Or perhaps this was intended as one of those sneaky "instructional" songs for dolts who keep forgetting what to do with the freakin' paw-paws once they pick them up. You know the type. They dutifully pick up the paw-paw, just like they're supposed to, but then they just stand there looking like a dumb heifer, and you have to hiss for, like, the hundredth time, "Put it in your pocket, you moron!" So perhaps one kind soul, whose name has long been forgotten, placed those instructions into a snappy little tune, so even stupid people can remember what to do when they pick up those gosh-darned paw-paws.

Where, oh where is dear little Susie?
Where, oh where is dear little Susie?
Where, oh where is dear little Susie?
Way down yonder in the paw-paw patch!

Come on, boys, let's go find her,
Come on, boys, let's go find her,
Come on, boys, let's go find her,
Way down yonder in the paw-paw patch!

Okay, now here's what I don't get. Who's Susie? Okay, I can understand if she's a mischievous little toddler, taken to wandering off when the rest of the family is off picking the paw-paws and shoving them left and right into their pockets (and singing), but why the hell does it take an entire posse of males to find her? Or, as is the case with males in general, are they just trying to get out of work, and leave the women to the paw-paw pickin' while the boys make some excuse about finding Susie but are really heading back to the house to watch the basketball game? (And all the while, dear little Susie is probably ten feet away, sitting in a paw-paw bush somewhere eating dirt or something.)

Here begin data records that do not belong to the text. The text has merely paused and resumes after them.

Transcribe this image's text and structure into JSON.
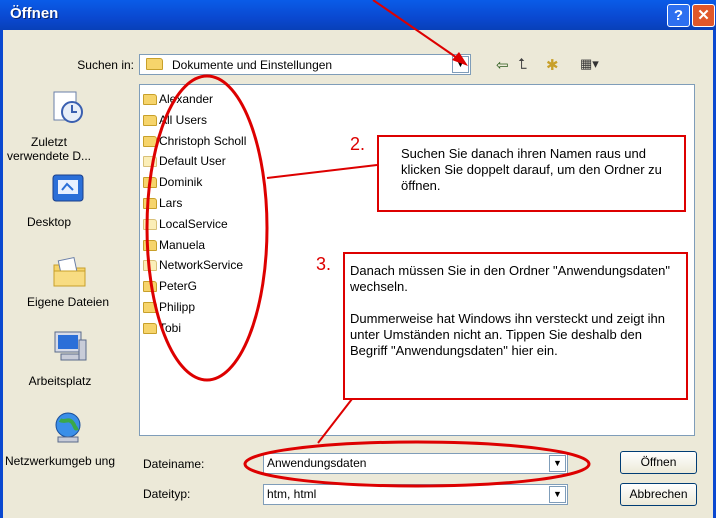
{
  "window": {
    "title": "Öffnen",
    "help_label": "?",
    "close_label": "✕"
  },
  "lookin": {
    "label": "Suchen in:",
    "value": "Dokumente und Einstellungen"
  },
  "toolbar": {
    "back_icon": "⇦",
    "up_icon": "⮤",
    "new_folder_icon": "✱",
    "view_icon": "▦▾"
  },
  "places": [
    {
      "label": "Zuletzt verwendete D...",
      "icon": "recent-documents-icon"
    },
    {
      "label": "Desktop",
      "icon": "desktop-icon"
    },
    {
      "label": "Eigene Dateien",
      "icon": "my-documents-icon"
    },
    {
      "label": "Arbeitsplatz",
      "icon": "my-computer-icon"
    },
    {
      "label": "Netzwerkumgeb ung",
      "icon": "network-icon"
    }
  ],
  "files": [
    {
      "name": "Alexander",
      "pale": false
    },
    {
      "name": "All Users",
      "pale": false
    },
    {
      "name": "Christoph Scholl",
      "pale": false
    },
    {
      "name": "Default User",
      "pale": true
    },
    {
      "name": "Dominik",
      "pale": false
    },
    {
      "name": "Lars",
      "pale": false
    },
    {
      "name": "LocalService",
      "pale": true
    },
    {
      "name": "Manuela",
      "pale": false
    },
    {
      "name": "NetworkService",
      "pale": true
    },
    {
      "name": "PeterG",
      "pale": false
    },
    {
      "name": "Philipp",
      "pale": false
    },
    {
      "name": "Tobi",
      "pale": false
    }
  ],
  "filename": {
    "label": "Dateiname:",
    "value": "Anwendungsdaten"
  },
  "filetype": {
    "label": "Dateityp:",
    "value": "htm, html"
  },
  "buttons": {
    "open": "Öffnen",
    "cancel": "Abbrechen"
  },
  "annotations": {
    "step2_number": "2.",
    "step2_text": "Suchen Sie danach ihren Namen raus und klicken Sie doppelt darauf, um den Ordner zu öffnen.",
    "step3_number": "3.",
    "step3_text_1": "Danach müssen Sie in den Ordner \"Anwendungsdaten\" wechseln.",
    "step3_text_2": "Dummerweise hat Windows ihn versteckt und zeigt ihn unter Umständen nicht an. Tippen Sie deshalb den Begriff \"Anwendungsdaten\" hier ein.",
    "color": "#dd0000"
  }
}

Of course, Susie may be one of them girls...and uses the paw-paw patch to entice the men-folk for her nightly trysts. No wonder the males all seem so gung-ho about finding her all the time.

I did a little research on paw-paws and found out that they're really fruit about the size of large pears, and supposedly quite tasty, from what I've read. So, why aren't we seeing paw-paws at the local grocery story alongside oranges and bananas and apples?

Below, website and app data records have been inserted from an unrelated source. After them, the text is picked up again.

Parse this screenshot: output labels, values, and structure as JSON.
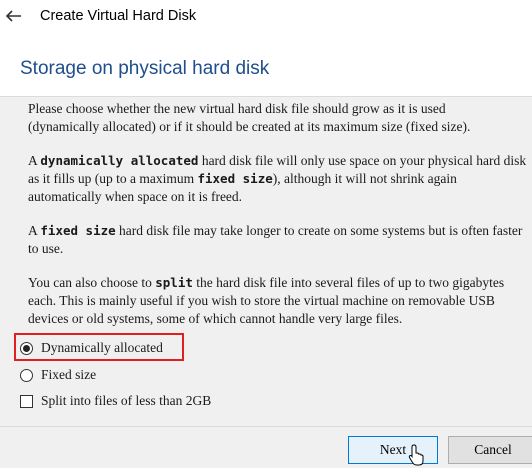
{
  "window": {
    "title": "Create Virtual Hard Disk"
  },
  "page": {
    "title": "Storage on physical hard disk"
  },
  "paragraphs": {
    "p1_line1": "Please choose whether the new virtual hard disk file should grow as it is used",
    "p1_line2": "(dynamically allocated) or if it should be created at its maximum size (fixed size).",
    "p2_a": "A ",
    "p2_bold1": "dynamically allocated",
    "p2_b": " hard disk file will only use space on your physical hard disk",
    "p2_line2a": "as it fills up (up to a maximum ",
    "p2_bold2": "fixed size",
    "p2_line2b": "), although it will not shrink again",
    "p2_line3": "automatically when space on it is freed.",
    "p3_a": "A ",
    "p3_bold": "fixed size",
    "p3_b": " hard disk file may take longer to create on some systems but is often faster",
    "p3_line2": "to use.",
    "p4_a": "You can also choose to ",
    "p4_bold": "split",
    "p4_b": " the hard disk file into several files of up to two gigabytes",
    "p4_line2": "each. This is mainly useful if you wish to store the virtual machine on removable USB",
    "p4_line3": "devices or old systems, some of which cannot handle very large files."
  },
  "options": {
    "dynamic": {
      "label": "Dynamically allocated",
      "checked": true
    },
    "fixed": {
      "label": "Fixed size",
      "checked": false
    },
    "split": {
      "label": "Split into files of less than 2GB",
      "checked": false
    }
  },
  "buttons": {
    "next": "Next",
    "cancel": "Cancel"
  },
  "colors": {
    "title_blue": "#1f4e8c",
    "highlight_red": "#e02020"
  },
  "icons": {
    "back": "arrow-left-icon",
    "cursor": "mouse-pointer-icon"
  }
}
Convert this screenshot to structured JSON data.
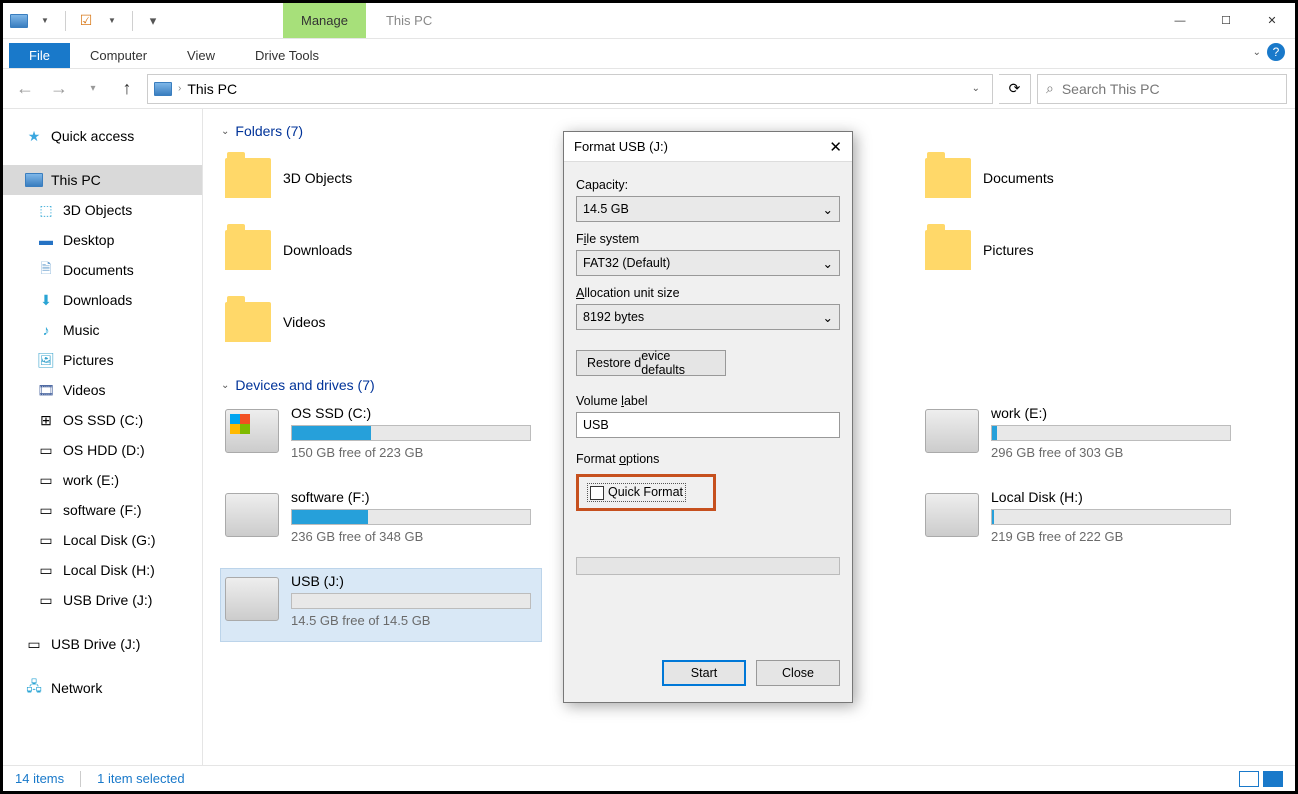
{
  "titlebar": {
    "title": "This PC"
  },
  "ribbon": {
    "manage": "Manage",
    "drive_tools": "Drive Tools",
    "file": "File",
    "computer": "Computer",
    "view": "View"
  },
  "address": {
    "location": "This PC"
  },
  "search": {
    "placeholder": "Search This PC"
  },
  "nav": {
    "quick_access": "Quick access",
    "this_pc": "This PC",
    "3d": "3D Objects",
    "desktop": "Desktop",
    "documents": "Documents",
    "downloads": "Downloads",
    "music": "Music",
    "pictures": "Pictures",
    "videos": "Videos",
    "os_ssd": "OS SSD (C:)",
    "os_hdd": "OS HDD (D:)",
    "work": "work (E:)",
    "software": "software (F:)",
    "local_g": "Local Disk (G:)",
    "local_h": "Local Disk (H:)",
    "usb_drive": "USB Drive (J:)",
    "usb_drive2": "USB Drive (J:)",
    "network": "Network"
  },
  "content": {
    "folders_header": "Folders (7)",
    "folders": {
      "col1": [
        "3D Objects",
        "Downloads",
        "Videos"
      ],
      "col3": [
        "Documents",
        "Pictures"
      ]
    },
    "drives_header": "Devices and drives (7)",
    "drives": {
      "c": {
        "name": "OS SSD (C:)",
        "free": "150 GB free of 223 GB",
        "pct": 33
      },
      "f": {
        "name": "software (F:)",
        "free": "236 GB free of 348 GB",
        "pct": 32
      },
      "j": {
        "name": "USB (J:)",
        "free": "14.5 GB free of 14.5 GB",
        "pct": 0
      },
      "e": {
        "name": "work (E:)",
        "free": "296 GB free of 303 GB",
        "pct": 2
      },
      "h": {
        "name": "Local Disk (H:)",
        "free": "219 GB free of 222 GB",
        "pct": 1
      }
    }
  },
  "status": {
    "items": "14 items",
    "selected": "1 item selected"
  },
  "dialog": {
    "title": "Format USB (J:)",
    "capacity_label": "Capacity:",
    "capacity_value": "14.5 GB",
    "fs_label_pre": "F",
    "fs_label_ul": "i",
    "fs_label_post": "le system",
    "fs_value": "FAT32 (Default)",
    "au_label_pre": "",
    "au_label_ul": "A",
    "au_label_post": "llocation unit size",
    "au_value": "8192 bytes",
    "restore": "Restore device defaults",
    "vol_label_pre": "Volume ",
    "vol_label_ul": "l",
    "vol_label_post": "abel",
    "vol_value": "USB",
    "opt_label_pre": "Format ",
    "opt_label_ul": "o",
    "opt_label_post": "ptions",
    "quick_format": "Quick Format",
    "start": "Start",
    "close": "Close"
  }
}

Well,'s pretty clear. With pockets as the preferred collection receptacles over bushels, wheelbarrows, or pickup trucks, paw-paw farmers probably ain't exactly scoring much of a return on the harvest. I mean, think about it..."Hey comes Bubba. I think he's got three this time. Boy's gonna go far."

So I guess paw-paw farmers don't exactly get rich at their trade. But at least they got themselves a happy little song to sing so they don't feel so bad about it....

Sunday, January 30, 2011

Picture Day

I was only four years old when I began attending kindergarten at Blair School in the late 1960s. I don't know if it went against some policy of the St. Louis School District to allow someone so young to attend school, but it could be that some kindly registrar took pity on my poor mother, who was already quite burdened with four children and would be birthing two more by month's end. 

I walked to school by myself each day. It was just a short trip straight across the park from our two-family flat. I'm told that on the first day of school, we were allowed outside to play at recess, and I interpreted this as a sign of dismissal, and so I went home. (I don't remember this at all, and truthfully, I think my parents may be fibbing about it.)

Memory has a funny, selective quality about it, especially when it comes to memories of childhood. I don't remember a single thing about kindergarten. Nothing. Not my classroom, not my classmates, not my teacher. No memories of me painstakingly gripping a fat pencil and writing my name, nor learning the rudimentary skills of reading or arithmetic. No memories of show and tell or coloring pictures or milk and cookies or anything else one might normally associate with those very first days of school during that period of time. Just...nothing.

But I do remember very clearly one fall morning, as breakfast dishes sat on the kitchen table waiting to be cleared, and two noisy infants fussed in their crib nearby, past due for diaper changes, a harried young mother took a moment to neatly tie a yellow ribbon in her little girl's hair so that she would look extra pretty for picture day at school. That little girl never did let her mom know how much she appreciated that.

But I like to think it showed in her smile.